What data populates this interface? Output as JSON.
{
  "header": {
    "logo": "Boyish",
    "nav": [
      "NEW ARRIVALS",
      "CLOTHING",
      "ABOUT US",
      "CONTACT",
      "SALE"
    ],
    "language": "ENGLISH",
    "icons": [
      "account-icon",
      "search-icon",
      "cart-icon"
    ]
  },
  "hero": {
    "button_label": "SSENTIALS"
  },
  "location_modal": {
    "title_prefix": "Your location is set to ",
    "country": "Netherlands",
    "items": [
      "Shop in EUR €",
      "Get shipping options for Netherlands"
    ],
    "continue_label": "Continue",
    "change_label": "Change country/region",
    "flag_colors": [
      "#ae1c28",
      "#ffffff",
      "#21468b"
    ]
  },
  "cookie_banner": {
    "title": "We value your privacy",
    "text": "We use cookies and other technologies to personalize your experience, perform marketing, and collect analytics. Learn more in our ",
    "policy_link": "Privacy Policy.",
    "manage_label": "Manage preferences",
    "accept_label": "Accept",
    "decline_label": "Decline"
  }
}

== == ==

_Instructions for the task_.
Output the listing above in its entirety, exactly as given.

_Result for this task_.
What data populates this interface? Output as JSON.
{
  "header": {
    "logo": "Boyish",
    "nav": [
      "NEW ARRIVALS",
      "CLOTHING",
      "ABOUT US",
      "CONTACT",
      "SALE"
    ],
    "language": "ENGLISH",
    "icons": [
      "account-icon",
      "search-icon",
      "cart-icon"
    ]
  },
  "hero": {
    "button_label": "SSENTIALS"
  },
  "location_modal": {
    "title_prefix": "Your location is set to ",
    "country": "Netherlands",
    "items": [
      "Shop in EUR €",
      "Get shipping options for Netherlands"
    ],
    "continue_label": "Continue",
    "change_label": "Change country/region",
    "flag_colors": [
      "#ae1c28",
      "#ffffff",
      "#21468b"
    ]
  },
  "cookie_banner": {
    "title": "We value your privacy",
    "text": "We use cookies and other technologies to personalize your experience, perform marketing, and collect analytics. Learn more in our ",
    "policy_link": "Privacy Policy.",
    "manage_label": "Manage preferences",
    "accept_label": "Accept",
    "decline_label": "Decline"
  }
}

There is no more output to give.